Posted by Jonathan Maus (Publisher/Editor) on July 26th, 2010 at 11:23 am
A new Streetfilm (watch it below) taken during the recent Velo-City Global conference in Copenhagen is like a refuge in a storm.
Here in Portland (and across the country), we still struggle with resentment over bike lanes, a local media that’s happy to stir it up, people wanting to ban bikes completely because they’re simply in the way, people on bikes who can’t be bothered to slow down for other bike traffic, and public transit employees whose actions and words make our streets less safe for people on bikes.
And then there’s Copenhagen, and a Streetfilm that shows what it’s like through the eyes of North Americans. The video below, put together by the inimitable filmmaker Clarence Eckerson, is longer than their usual fare, but it’s worth every second.
Here are the quotes that really stood out for me (emphasis mine):
Tim Blumenthal, executive director of Bikes Belong:
“We could do this fairly easily and fairly inexpensively in just about any U.S. city and the only thing we’d need to do is have the will and the political power to squeeze the cars a bit.”
Jeff Mapes, author of Pedaling Revolution:
“Too much in the U.S. there’s this feeling of the other; that somebody on the bicycle, that’s not me, that’s some different kind of creature. And here it’s very clear, ‘No, the person on the bicycle, that’s just me, using a different mode of transportation.'”
Andy Clarke, executive director, League of American Bicyclists:
“We like to say, to put people at ease, that ‘Oh, Copenhagen didn’t do it overnight and they took 40 years to get where they are today.’ We don’t don’t have the luxury of waiting 40 years to get to that point in U.S. cities, we have to do it a lot more quickly.”
Here’s the video:

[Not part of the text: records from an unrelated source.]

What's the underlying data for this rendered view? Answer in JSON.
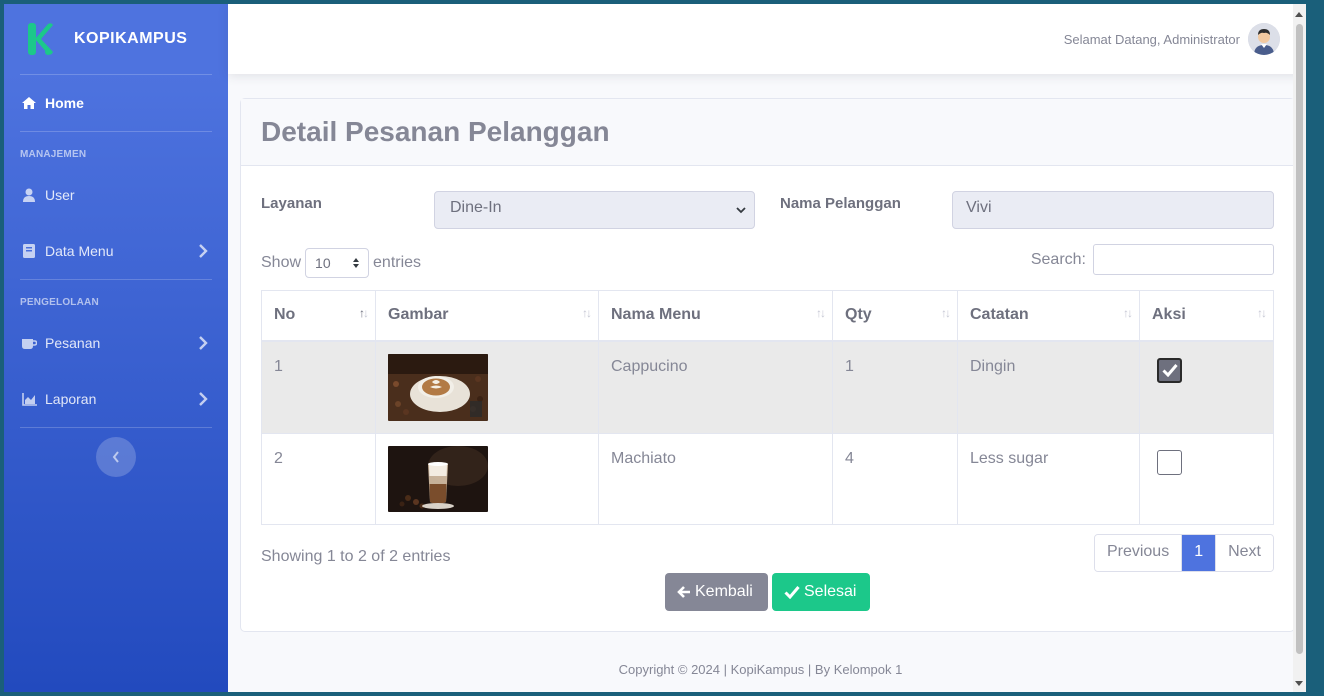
{
  "brand": {
    "name": "KOPIKAMPUS"
  },
  "sidebar": {
    "home_label": "Home",
    "heading_manajemen": "MANAJEMEN",
    "user_label": "User",
    "data_menu_label": "Data Menu",
    "heading_pengelolaan": "PENGELOLAAN",
    "pesanan_label": "Pesanan",
    "laporan_label": "Laporan"
  },
  "topbar": {
    "welcome": "Selamat Datang, Administrator"
  },
  "page": {
    "title": "Detail Pesanan Pelanggan",
    "layanan_label": "Layanan",
    "layanan_value": "Dine-In",
    "nama_label": "Nama Pelanggan",
    "nama_value": "Vivi"
  },
  "datatable": {
    "show_label": "Show",
    "entries_label": "entries",
    "length_value": "10",
    "search_label": "Search:",
    "columns": [
      "No",
      "Gambar",
      "Nama Menu",
      "Qty",
      "Catatan",
      "Aksi"
    ],
    "rows": [
      {
        "no": "1",
        "nama_menu": "Cappucino",
        "qty": "1",
        "catatan": "Dingin",
        "checked": true
      },
      {
        "no": "2",
        "nama_menu": "Machiato",
        "qty": "4",
        "catatan": "Less sugar",
        "checked": false
      }
    ],
    "info": "Showing 1 to 2 of 2 entries",
    "pager": {
      "previous": "Previous",
      "current": "1",
      "next": "Next"
    }
  },
  "actions": {
    "back_label": "Kembali",
    "done_label": "Selesai"
  },
  "footer": {
    "text": "Copyright © 2024 | KopiKampus | By Kelompok 1"
  },
  "colors": {
    "primary": "#4e73df",
    "success": "#1cc88a",
    "secondary": "#858796",
    "brand_green": "#1cc88a"
  }
}
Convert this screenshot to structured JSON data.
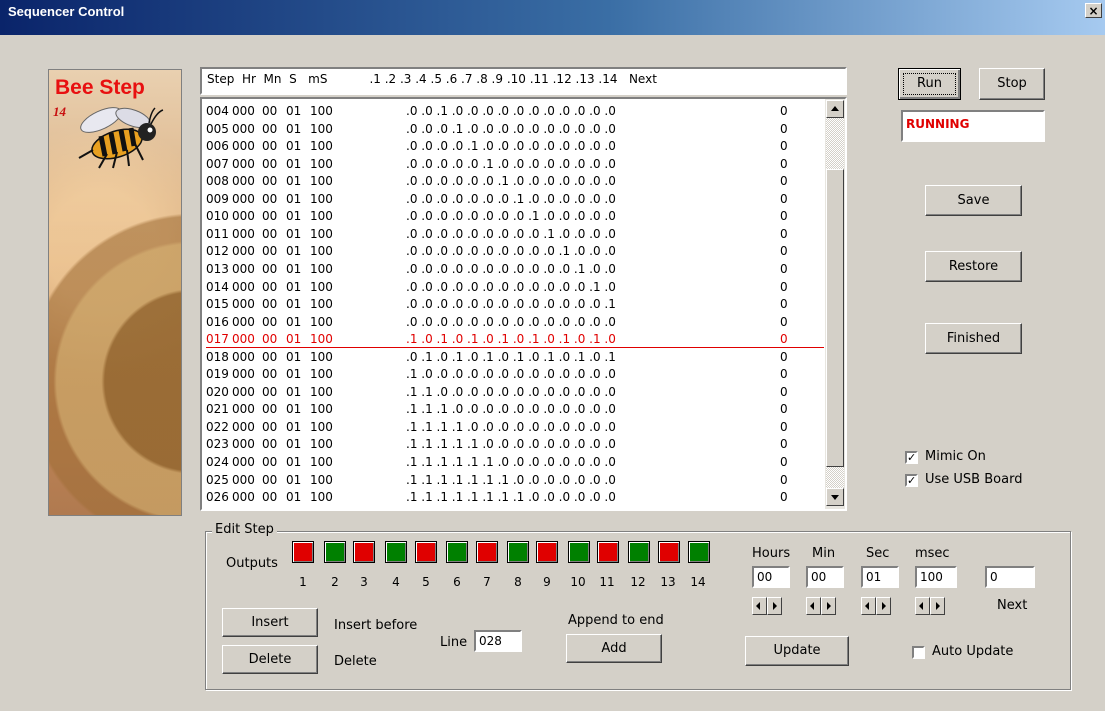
{
  "window": {
    "title": "Sequencer Control",
    "close_glyph": "×"
  },
  "logo": {
    "title": "Bee Step",
    "subtitle": "14"
  },
  "list": {
    "header": "Step  Hr  Mn  S   mS           .1 .2 .3 .4 .5 .6 .7 .8 .9 .10 .11 .12 .13 .14   Next",
    "selected_step": "017",
    "rows": [
      {
        "step": "004",
        "hr": "000",
        "mn": "00",
        "s": "01",
        "ms": "100",
        "outs": ".0 .0 .1 .0 .0 .0 .0 .0 .0 .0 .0 .0 .0 .0",
        "next": "0"
      },
      {
        "step": "005",
        "hr": "000",
        "mn": "00",
        "s": "01",
        "ms": "100",
        "outs": ".0 .0 .0 .1 .0 .0 .0 .0 .0 .0 .0 .0 .0 .0",
        "next": "0"
      },
      {
        "step": "006",
        "hr": "000",
        "mn": "00",
        "s": "01",
        "ms": "100",
        "outs": ".0 .0 .0 .0 .1 .0 .0 .0 .0 .0 .0 .0 .0 .0",
        "next": "0"
      },
      {
        "step": "007",
        "hr": "000",
        "mn": "00",
        "s": "01",
        "ms": "100",
        "outs": ".0 .0 .0 .0 .0 .1 .0 .0 .0 .0 .0 .0 .0 .0",
        "next": "0"
      },
      {
        "step": "008",
        "hr": "000",
        "mn": "00",
        "s": "01",
        "ms": "100",
        "outs": ".0 .0 .0 .0 .0 .0 .1 .0 .0 .0 .0 .0 .0 .0",
        "next": "0"
      },
      {
        "step": "009",
        "hr": "000",
        "mn": "00",
        "s": "01",
        "ms": "100",
        "outs": ".0 .0 .0 .0 .0 .0 .0 .1 .0 .0 .0 .0 .0 .0",
        "next": "0"
      },
      {
        "step": "010",
        "hr": "000",
        "mn": "00",
        "s": "01",
        "ms": "100",
        "outs": ".0 .0 .0 .0 .0 .0 .0 .0 .1 .0 .0 .0 .0 .0",
        "next": "0"
      },
      {
        "step": "011",
        "hr": "000",
        "mn": "00",
        "s": "01",
        "ms": "100",
        "outs": ".0 .0 .0 .0 .0 .0 .0 .0 .0 .1 .0 .0 .0 .0",
        "next": "0"
      },
      {
        "step": "012",
        "hr": "000",
        "mn": "00",
        "s": "01",
        "ms": "100",
        "outs": ".0 .0 .0 .0 .0 .0 .0 .0 .0 .0 .1 .0 .0 .0",
        "next": "0"
      },
      {
        "step": "013",
        "hr": "000",
        "mn": "00",
        "s": "01",
        "ms": "100",
        "outs": ".0 .0 .0 .0 .0 .0 .0 .0 .0 .0 .0 .1 .0 .0",
        "next": "0"
      },
      {
        "step": "014",
        "hr": "000",
        "mn": "00",
        "s": "01",
        "ms": "100",
        "outs": ".0 .0 .0 .0 .0 .0 .0 .0 .0 .0 .0 .0 .1 .0",
        "next": "0"
      },
      {
        "step": "015",
        "hr": "000",
        "mn": "00",
        "s": "01",
        "ms": "100",
        "outs": ".0 .0 .0 .0 .0 .0 .0 .0 .0 .0 .0 .0 .0 .1",
        "next": "0"
      },
      {
        "step": "016",
        "hr": "000",
        "mn": "00",
        "s": "01",
        "ms": "100",
        "outs": ".0 .0 .0 .0 .0 .0 .0 .0 .0 .0 .0 .0 .0 .0",
        "next": "0"
      },
      {
        "step": "017",
        "hr": "000",
        "mn": "00",
        "s": "01",
        "ms": "100",
        "outs": ".1 .0 .1 .0 .1 .0 .1 .0 .1 .0 .1 .0 .1 .0",
        "next": "0"
      },
      {
        "step": "018",
        "hr": "000",
        "mn": "00",
        "s": "01",
        "ms": "100",
        "outs": ".0 .1 .0 .1 .0 .1 .0 .1 .0 .1 .0 .1 .0 .1",
        "next": "0"
      },
      {
        "step": "019",
        "hr": "000",
        "mn": "00",
        "s": "01",
        "ms": "100",
        "outs": ".1 .0 .0 .0 .0 .0 .0 .0 .0 .0 .0 .0 .0 .0",
        "next": "0"
      },
      {
        "step": "020",
        "hr": "000",
        "mn": "00",
        "s": "01",
        "ms": "100",
        "outs": ".1 .1 .0 .0 .0 .0 .0 .0 .0 .0 .0 .0 .0 .0",
        "next": "0"
      },
      {
        "step": "021",
        "hr": "000",
        "mn": "00",
        "s": "01",
        "ms": "100",
        "outs": ".1 .1 .1 .0 .0 .0 .0 .0 .0 .0 .0 .0 .0 .0",
        "next": "0"
      },
      {
        "step": "022",
        "hr": "000",
        "mn": "00",
        "s": "01",
        "ms": "100",
        "outs": ".1 .1 .1 .1 .0 .0 .0 .0 .0 .0 .0 .0 .0 .0",
        "next": "0"
      },
      {
        "step": "023",
        "hr": "000",
        "mn": "00",
        "s": "01",
        "ms": "100",
        "outs": ".1 .1 .1 .1 .1 .0 .0 .0 .0 .0 .0 .0 .0 .0",
        "next": "0"
      },
      {
        "step": "024",
        "hr": "000",
        "mn": "00",
        "s": "01",
        "ms": "100",
        "outs": ".1 .1 .1 .1 .1 .1 .0 .0 .0 .0 .0 .0 .0 .0",
        "next": "0"
      },
      {
        "step": "025",
        "hr": "000",
        "mn": "00",
        "s": "01",
        "ms": "100",
        "outs": ".1 .1 .1 .1 .1 .1 .1 .0 .0 .0 .0 .0 .0 .0",
        "next": "0"
      },
      {
        "step": "026",
        "hr": "000",
        "mn": "00",
        "s": "01",
        "ms": "100",
        "outs": ".1 .1 .1 .1 .1 .1 .1 .1 .0 .0 .0 .0 .0 .0",
        "next": "0"
      }
    ]
  },
  "controls": {
    "run": "Run",
    "stop": "Stop",
    "status": "RUNNING",
    "save": "Save",
    "restore": "Restore",
    "finished": "Finished",
    "mimic_on": "Mimic On",
    "mimic_checked": true,
    "use_usb": "Use USB Board",
    "usb_checked": true
  },
  "edit": {
    "group_title": "Edit Step",
    "outputs_label": "Outputs",
    "outputs": [
      {
        "num": "1",
        "on": false
      },
      {
        "num": "2",
        "on": true
      },
      {
        "num": "3",
        "on": false
      },
      {
        "num": "4",
        "on": true
      },
      {
        "num": "5",
        "on": false
      },
      {
        "num": "6",
        "on": true
      },
      {
        "num": "7",
        "on": false
      },
      {
        "num": "8",
        "on": true
      },
      {
        "num": "9",
        "on": false
      },
      {
        "num": "10",
        "on": true
      },
      {
        "num": "11",
        "on": false
      },
      {
        "num": "12",
        "on": true
      },
      {
        "num": "13",
        "on": false
      },
      {
        "num": "14",
        "on": true
      }
    ],
    "colors": {
      "on": "#008000",
      "off": "#e00000"
    },
    "hours_label": "Hours",
    "hours": "00",
    "min_label": "Min",
    "min": "00",
    "sec_label": "Sec",
    "sec": "01",
    "msec_label": "msec",
    "msec": "100",
    "next_label": "Next",
    "next": "0",
    "insert": "Insert",
    "insert_before": "Insert before",
    "delete": "Delete",
    "delete_label": "Delete",
    "line_label": "Line",
    "line": "028",
    "append_label": "Append to end",
    "add": "Add",
    "update": "Update",
    "auto_update": "Auto Update",
    "auto_update_checked": false
  }
}
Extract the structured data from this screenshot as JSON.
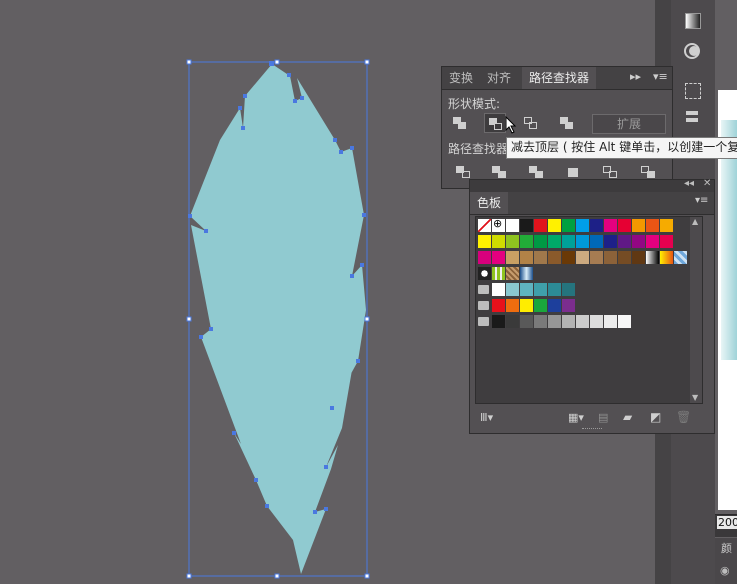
{
  "colors": {
    "background": "#625f62",
    "shape_fill": "#90cad0",
    "selection": "#4a78e0",
    "panel": "#535053"
  },
  "pathfinder": {
    "tabs": [
      "变换",
      "对齐",
      "路径查找器"
    ],
    "active_tab": "路径查找器",
    "shape_modes_label": "形状模式:",
    "pathfinders_label": "路径查找器",
    "expand_label": "扩展",
    "tooltip": "减去顶层 ( 按住 Alt 键单击，以创建一个复",
    "menu_icons": [
      "collapse-arrows-icon",
      "panel-menu-icon"
    ],
    "pressed_mode": "minus-front"
  },
  "swatches": {
    "title": "色板",
    "rows": [
      [
        "none",
        "registration",
        "#ffffff",
        "#1a1a1a",
        "#e0131c",
        "#fff100",
        "#00a040",
        "#009fe8",
        "#1d2087",
        "#e4007f",
        "#e60033",
        "#f39800",
        "#ea5514",
        "#f6ab00"
      ],
      [
        "#fff100",
        "#cfdb00",
        "#8fc31f",
        "#22ac38",
        "#009944",
        "#00a968",
        "#00a199",
        "#0099d9",
        "#0068b7",
        "#1d2088",
        "#601986",
        "#920783",
        "#e4007f",
        "#e5004f"
      ],
      [
        "#d7007d",
        "#e4007f",
        "#c9a063",
        "#b28247",
        "#a0784b",
        "#8a5a2b",
        "#6a3906",
        "#ccaa80",
        "#a67c52",
        "#8c6239",
        "#754c24",
        "#603813",
        "gradient-bw",
        "gradient-orange",
        "gradient-pattern"
      ],
      [
        "pattern-1",
        "pattern-2",
        "pattern-3",
        "gradient-blue"
      ],
      [
        "#ffffff",
        "#8ac8d0",
        "#5fb4c0",
        "#3fa0aa",
        "#2c8b96",
        "#25747e"
      ],
      [
        "#e8111b",
        "#ee6d0f",
        "#ffed00",
        "#1aa63c",
        "#1d3f9c",
        "#7b2d8e"
      ],
      [
        "#1a1a1a",
        "#3a3a3a",
        "#595959",
        "#7a7a7a",
        "#969696",
        "#b3b3b3",
        "#cccccc",
        "#dcdcdc",
        "#ececec",
        "#f7f7f7"
      ]
    ],
    "footer_icons": [
      "swatch-libraries-icon",
      "show-swatch-kinds-icon",
      "swatch-options-icon",
      "new-color-group-icon",
      "new-swatch-icon",
      "delete-swatch-icon"
    ]
  },
  "status": {
    "zoom_value": "200",
    "color_label": "颜"
  }
}
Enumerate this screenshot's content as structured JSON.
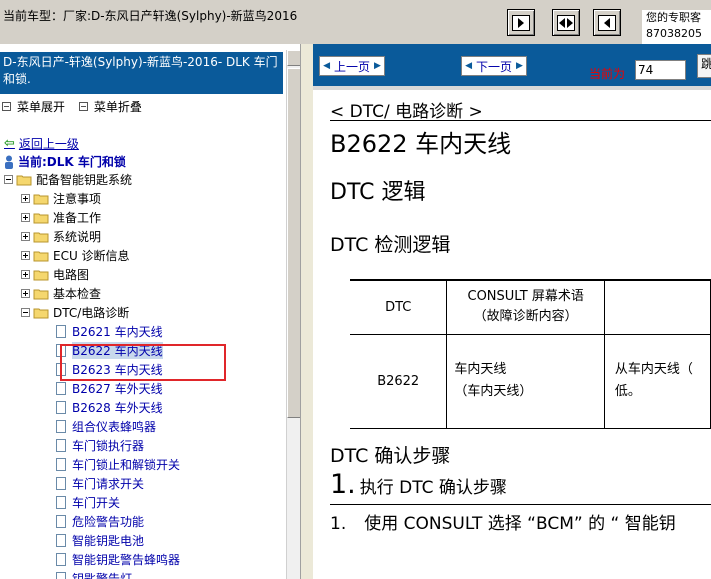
{
  "topbar": {
    "vehicle_label": "当前车型：厂家:D-东风日产轩逸(Sylphy)-新蓝鸟2016",
    "contact_line1": "您的专职客",
    "contact_line2": "87038205"
  },
  "left": {
    "title": "D-东风日产-轩逸(Sylphy)-新蓝鸟-2016- DLK 车门和锁.",
    "expand_label": "菜单展开",
    "collapse_label": "菜单折叠",
    "back_label": "返回上一级",
    "current_label": "当前:DLK 车门和锁",
    "tree": [
      {
        "label": "配备智能钥匙系统",
        "kind": "folder",
        "expanded": true
      },
      {
        "label": "注意事项",
        "kind": "folder",
        "expanded": false
      },
      {
        "label": "准备工作",
        "kind": "folder",
        "expanded": false
      },
      {
        "label": "系统说明",
        "kind": "folder",
        "expanded": false
      },
      {
        "label": "ECU 诊断信息",
        "kind": "folder",
        "expanded": false
      },
      {
        "label": "电路图",
        "kind": "folder",
        "expanded": false
      },
      {
        "label": "基本检查",
        "kind": "folder",
        "expanded": false
      },
      {
        "label": "DTC/电路诊断",
        "kind": "folder",
        "expanded": true
      },
      {
        "label": "B2621 车内天线",
        "kind": "doc"
      },
      {
        "label": "B2622 车内天线",
        "kind": "doc",
        "selected": true
      },
      {
        "label": "B2623 车内天线",
        "kind": "doc"
      },
      {
        "label": "B2627 车外天线",
        "kind": "doc"
      },
      {
        "label": "B2628 车外天线",
        "kind": "doc"
      },
      {
        "label": "组合仪表蜂鸣器",
        "kind": "doc"
      },
      {
        "label": "车门锁执行器",
        "kind": "doc"
      },
      {
        "label": "车门锁止和解锁开关",
        "kind": "doc"
      },
      {
        "label": "车门请求开关",
        "kind": "doc"
      },
      {
        "label": "车门开关",
        "kind": "doc"
      },
      {
        "label": "危险警告功能",
        "kind": "doc"
      },
      {
        "label": "智能钥匙电池",
        "kind": "doc"
      },
      {
        "label": "智能钥匙警告蜂鸣器",
        "kind": "doc"
      },
      {
        "label": "钥匙警告灯",
        "kind": "doc"
      }
    ]
  },
  "right": {
    "prev_label": "上一页",
    "next_label": "下一页",
    "current_page_label": "当前为",
    "page_value": "74",
    "jump_label": "跳",
    "crumb": "< DTC/ 电路诊断 >",
    "code_title": "B2622 车内天线",
    "h_logic": "DTC 逻辑",
    "h_detect": "DTC 检测逻辑",
    "table": {
      "header": {
        "dtc": "DTC",
        "consult_line1": "CONSULT 屏幕术语",
        "consult_line2": "（故障诊断内容）"
      },
      "row": {
        "code": "B2622",
        "name_line1": "车内天线",
        "name_line2": "（车内天线）",
        "cond_line1": "从车内天线（",
        "cond_line2": "低。"
      }
    },
    "h_confirm": "DTC 确认步骤",
    "step_num": "1.",
    "step_text": "执行 DTC 确认步骤",
    "sub_num": "1.",
    "sub_text": "使用 CONSULT 选择 “BCM” 的 “ 智能钥"
  },
  "colors": {
    "toolbar_bg": "#d4d0c8",
    "title_bar": "#0a5a9a",
    "link": "#0000aa",
    "highlight_box": "#e0262a",
    "current_page_label": "#ee0000"
  }
}
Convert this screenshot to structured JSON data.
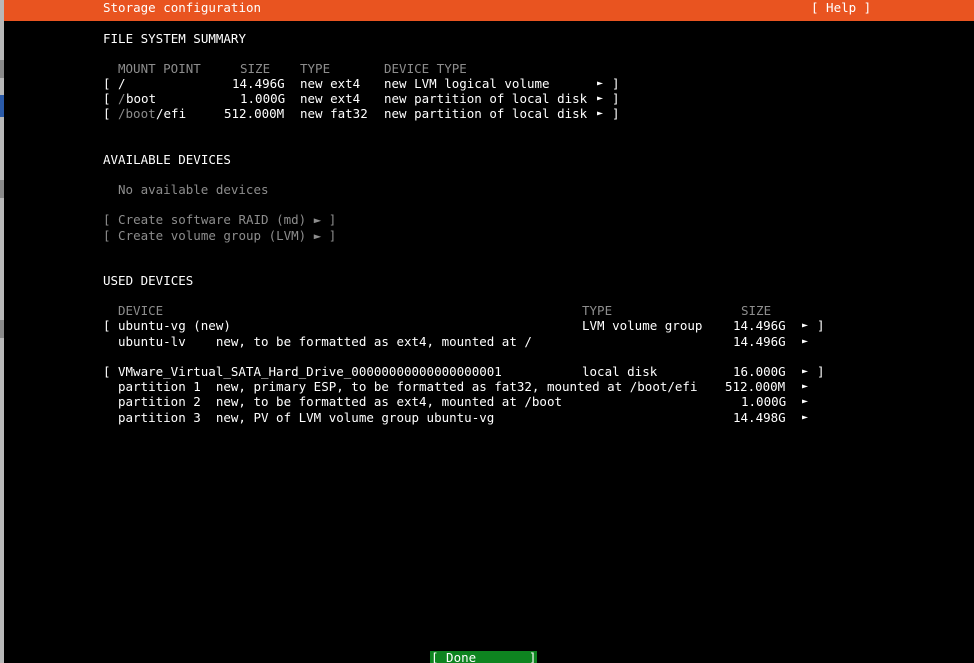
{
  "header": {
    "title": "Storage configuration",
    "help": "[ Help ]",
    "color": "#e95420"
  },
  "fs_summary": {
    "heading": "FILE SYSTEM SUMMARY",
    "columns": [
      "MOUNT POINT",
      "SIZE",
      "TYPE",
      "DEVICE TYPE"
    ],
    "rows": [
      {
        "open": "[",
        "mount_dim": "",
        "mount": "/",
        "size": "14.496G",
        "type": "new ext4",
        "device_type": "new LVM logical volume",
        "arrow": "►",
        "close": "]"
      },
      {
        "open": "[",
        "mount_dim": "/",
        "mount": "boot",
        "size": "1.000G",
        "type": "new ext4",
        "device_type": "new partition of local disk",
        "arrow": "►",
        "close": "]"
      },
      {
        "open": "[",
        "mount_dim": "/boot",
        "mount": "/efi",
        "size": "512.000M",
        "type": "new fat32",
        "device_type": "new partition of local disk",
        "arrow": "►",
        "close": "]"
      }
    ]
  },
  "available_devices": {
    "heading": "AVAILABLE DEVICES",
    "empty_text": "No available devices",
    "actions": [
      "[ Create software RAID (md) ► ]",
      "[ Create volume group (LVM) ► ]"
    ]
  },
  "used_devices": {
    "heading": "USED DEVICES",
    "columns": [
      "DEVICE",
      "TYPE",
      "SIZE"
    ],
    "rows": [
      {
        "open": "[",
        "device": "ubuntu-vg (new)",
        "type": "LVM volume group",
        "size": "14.496G",
        "arrow": "►",
        "close": "]"
      },
      {
        "open": "",
        "device": "ubuntu-lv    new, to be formatted as ext4, mounted at /",
        "type": "",
        "size": "14.496G",
        "arrow": "►",
        "close": ""
      },
      {
        "open": "[",
        "device": "VMware_Virtual_SATA_Hard_Drive_00000000000000000001",
        "type": "local disk",
        "size": "16.000G",
        "arrow": "►",
        "close": "]"
      },
      {
        "open": "",
        "device": "partition 1  new, primary ESP, to be formatted as fat32, mounted at /boot/efi",
        "type": "",
        "size": "512.000M",
        "arrow": "►",
        "close": ""
      },
      {
        "open": "",
        "device": "partition 2  new, to be formatted as ext4, mounted at /boot",
        "type": "",
        "size": "1.000G",
        "arrow": "►",
        "close": ""
      },
      {
        "open": "",
        "device": "partition 3  new, PV of LVM volume group ubuntu-vg",
        "type": "",
        "size": "14.498G",
        "arrow": "►",
        "close": ""
      }
    ]
  },
  "done_button": {
    "label": "[ Done       ]",
    "color": "#0e8420"
  }
}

U.S. politicians and high-level bureaucrats: The ball is in your court. How many videos, educational trips and studies of Europe will it take before we start really following their lead?